The country has a vast network of resources that can be utilized to develop a commercial aquaculture sector, which could meet the growing national demand for fish. The Food and Agriculture Organization (FAO) recognizes the significant potential for aquaculture to create investment opportunities, empower women, contribute to healthier diets, protect biodiversity, and build climate resilience. However, integrating aquaculture into fishing communities requires confronting behavioral changes and ensuring congruence with fishing culture. It is important to consider the benefits of expanding Kenya’s aquaculture sector while organizing it in a way that serves everyone.

Is there hope?

Kenya sees aquaculture as a key growth sector, with potential to improve food security, reduce poverty and unemployment. Stakeholders from government, industry, research, and civil society recently renewed their commitment to develop a sustainable and inclusive aquaculture sector for the benefit of all Kenyans. Aquaculture has potential to create employment, empower communities, and provide affordable fish feed, equipment, hatcheries, processing, storage, and transportation.

The African Food Fellowship supports a network of changemakers in the Kenyan aquaculture space, who are shaping policy agendas and investment priorities for action. Graduates from the 2021 cohort reflect on their Fellowship journey:
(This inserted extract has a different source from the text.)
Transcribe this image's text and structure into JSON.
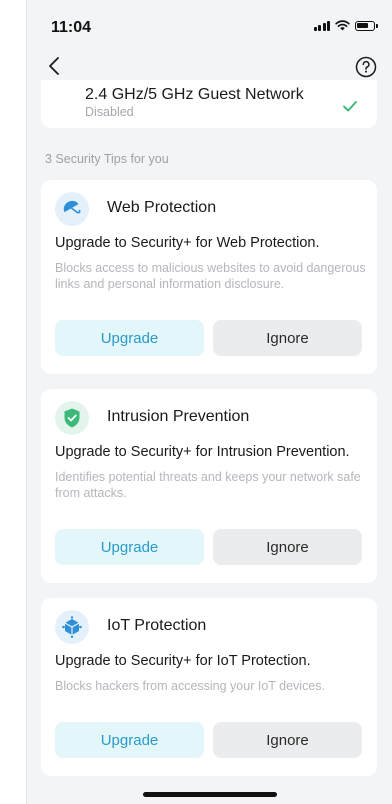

Through the African Food Fellowship, I shared my thoughts on importing frozen tilapia from China in a Kenyan newspaper. This led to calls and connections with media, investors, and scholars. We’re now studying the impact of imported frozen tilapia on Kenya’s aquaculture. –
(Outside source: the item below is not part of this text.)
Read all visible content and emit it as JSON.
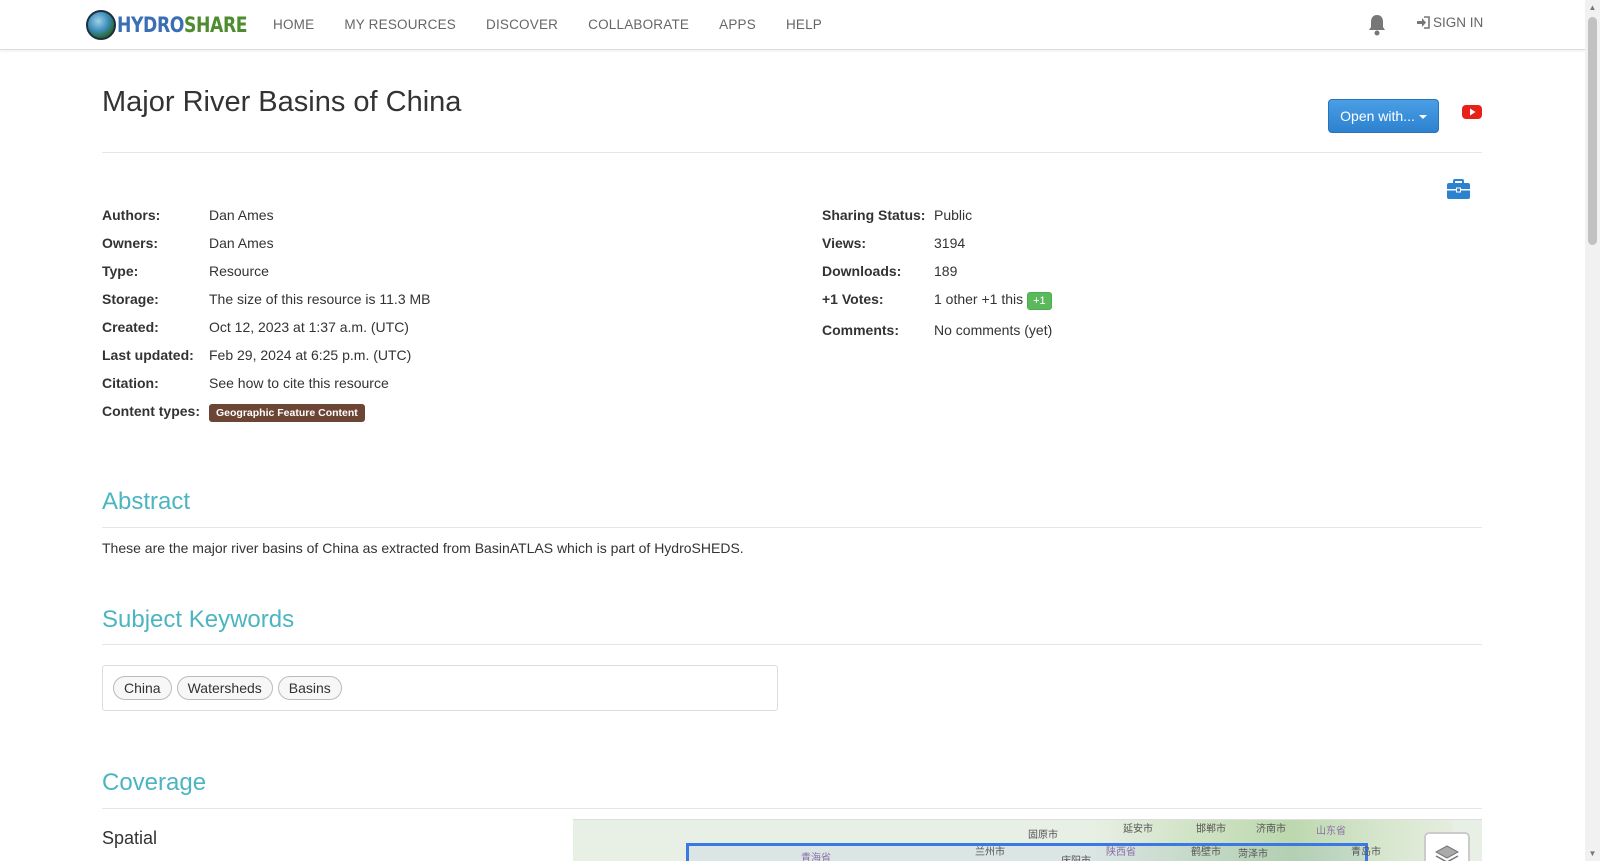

Aquaculture Fellow, Kenya Cohort 2021.

Before joining the fellowship, I viewed aquaculture only in terms of the value chain and the challenges specific to Kenya. However, I now understand that external factors such as the environment and government policies can also have an impact, positive or negative, on the aquaculture industry. My perspective has broadened to consider the wider implications of aquaculture practices. This expanded understanding will help me make informed decisions and prepare for uncertainties.

Aquaculture Fellow, Kenya Cohort 2021.

Are you ready to emerge as one of the architects of Kenya’s aquaculture future? Apply to participate in the African Food Fellowship.



The African Food Fellowship unites Kenyan aquaculture professionals to drive reforms at county and national levels, promoting an inclusive and sustainable sector.


The African Food Fellowship seeks to eliminate barriers in agri-businesses' finance access and promote an innovative financial ecosystem. This will enhance Kenya's agricultural sector's fairness and competitiveness.


The Africa Food Fellowship seeks driven leaders in Kenya to strategize, mobilize, and support horticultural micro and small enterprises. The goal is to boost the availability of sustainable and healthy foods in the country.